The Paul Simon Public Policy Institute's recent poll of southern Illinoisans showed Rauner's approval rating absolutely tanking in a region he swept last year. Just 37 percent of voters in 18 southern counties approved of his job performance, while 51 percent disapproved. The media usually reacts negatively when there's real blood in the water, and that poll most definitely showed blood.

In both a Chicago speech and during a follow-up interview, former Republican Governor Jim Edgar called on Rauner to stop holding the budget "hostage" to his anti-union Turnaround Agenda demands, claiming the lack of a state budget is hurting Illinois. Edgar remains a popular figure with political reporters, and his statements were a cold bucket of water on the governor's "things are going great, and if they're not, it's all because of House Speaker Michael Madigan" mantra.

Last week, Governor Bruce Rauner said that he had spoken with both Senate President John Cullerton and House Speaker Michael Madigan about his proposed sale of the state's Thompson Center building in Chicago, and that both men were "forward leaning and positive" about the plan.

So I checked in with the legislative leaders, and that's not exactly what I heard.

"The governor and President Cullerton spoke," said the Senate President's spokesperson Rikeesha Phelon. Okay, so far so good. At least these weren't "phantom" phone conversations like the ones Governor-elect Rauner claimed he had with those two on election night last November, but didn't.

"We will take a look at the specifics of the plan in light of state statutes regarding property control and facility closures," Phelon continued.

Um, wait. That doesn't sound all too "forward leaning and positive." I asked Phelon: Is Cullerton positive about this at all?

"I would say the word is 'open,' but under review," she replied.

Last year, gubernatorial candidate Bruce Rauner pledged to "crack down on waste" in government in order to save taxpayers over $140 million. He also vowed to cut $500 million from the Illinois Department of Central Management Services and find another $250 million in Medicaid savings.

Very little of that has happened to date, as the governor himself inadvertently admitted during a speech last week in the southern Cook County suburbs.

Instead of saving $500 million at CMS, for example, Rauner touted just $15 million in savings, mainly from grounding the state's fleet of airplanes - although that doesn't take into consideration the cost of paying mileage reimbursements for all those folks who can no longer fly.

The governor identified a grand total of $107 million in what he said are savings he's found this year, but most came from cuts at the Department of Healthcare and Family Services, and people I've talked to aren't buying those numbers because some major state cost controls have been allowed to expire.

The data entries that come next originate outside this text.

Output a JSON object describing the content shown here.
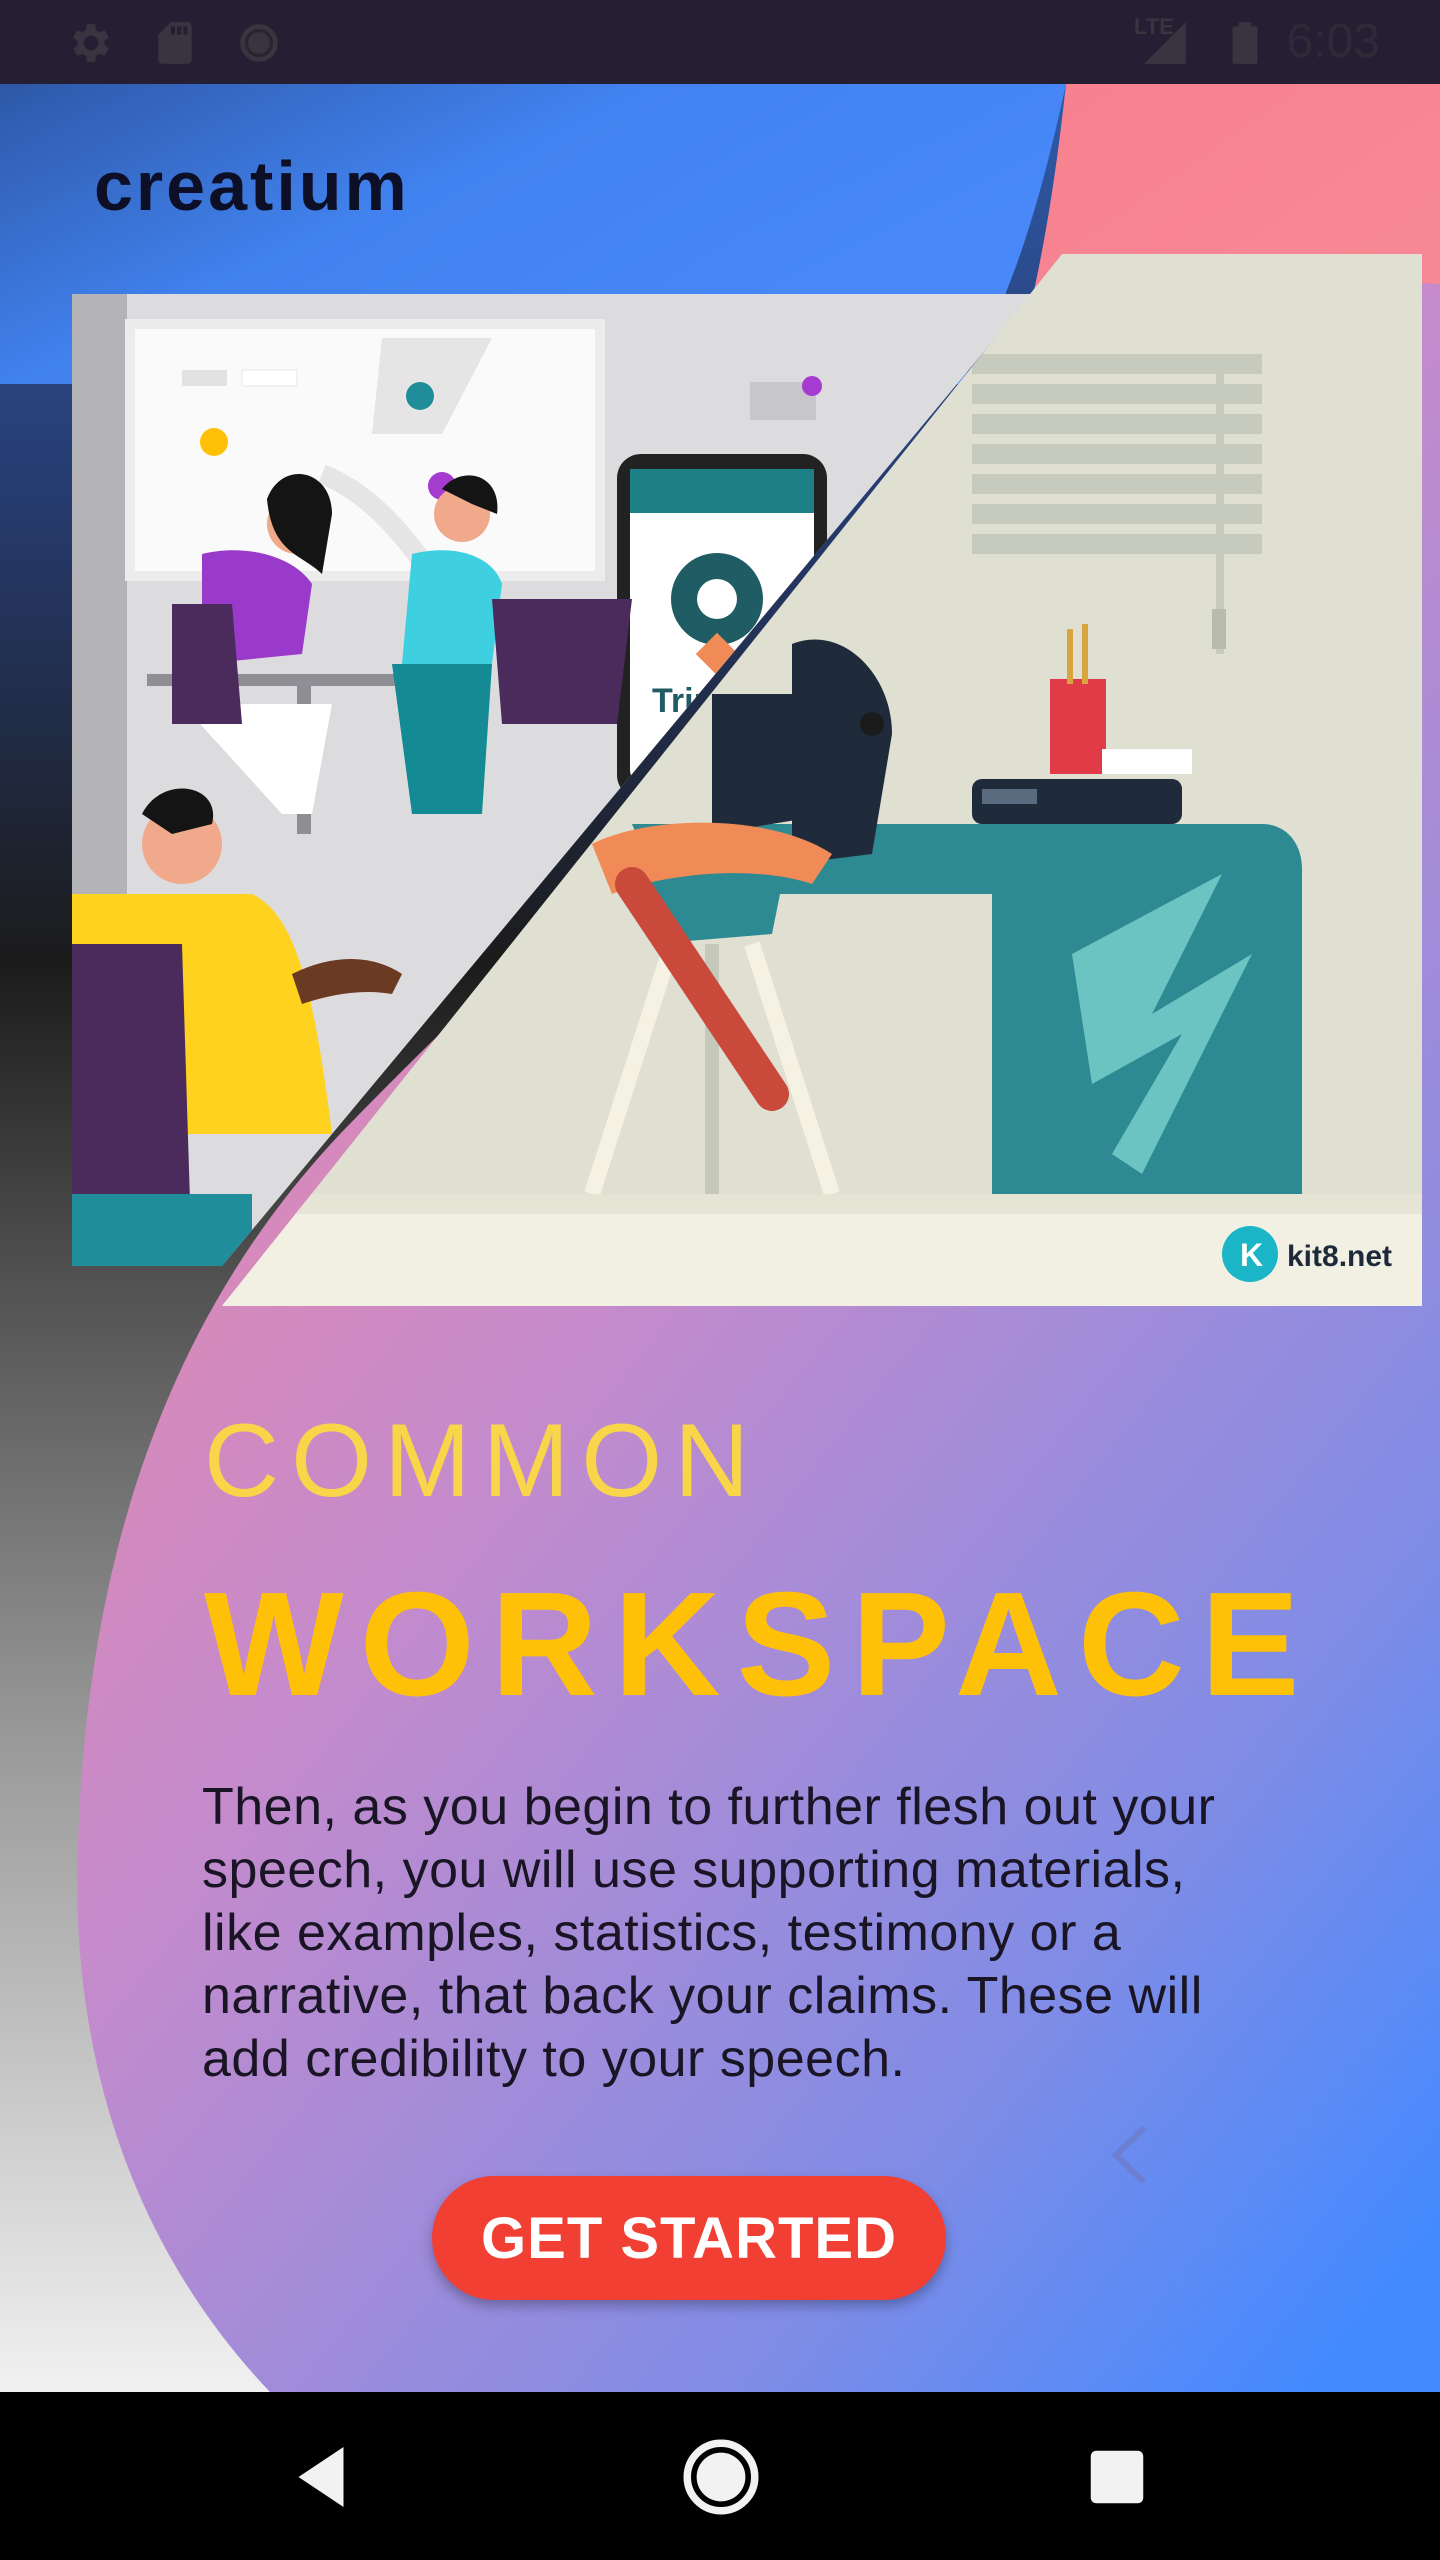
{
  "status_bar": {
    "time": "6:03",
    "network_label": "LTE",
    "left_icons": [
      "gear-icon",
      "sd-card-icon",
      "circle-icon"
    ],
    "right_icons": [
      "signal-icon",
      "battery-icon"
    ]
  },
  "app": {
    "brand": "creatium",
    "hero": {
      "phone_app_text": "TripPo",
      "watermark": "kit8.net"
    },
    "heading_light": "COMMON",
    "heading_bold": "WORKSPACE",
    "body": "Then, as you begin to further flesh out your speech, you will use supporting materials, like examples, statistics, testimony or a narrative, that back your claims. These will add credibility to your speech.",
    "cta_label": "GET STARTED",
    "colors": {
      "accent": "#f23f34",
      "heading": "#ffc107",
      "blue": "#448aff",
      "pink": "#f4869e"
    }
  },
  "nav_bar": {
    "items": [
      "back-icon",
      "home-icon",
      "recents-icon"
    ]
  }
}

He also failed to mention that he vetoed a bill that the Democrats say would've resulted in $400 million in DHFS savings - far more than his own stated campaign goal and lots more than the $70 million he claims to have actually saved.

Governor Rauner also bemoaned the lack of a budget and the myriad court orders which are forcing state spending at last fiscal year's levels. "I can't control" the court orders, the governor said. That's true, but the governor could try negotiating with the stakeholders and the courts to come up with more affordable orders. He's not a complete victim.

And, of course, he repeatedly complained that the Democratic General Assembly hasn't allowed votes on a single one of his Turnaround Agenda items.

He has a right to complain, but he's not a legislator and needs to eventually realize that he can't pass bills on his own.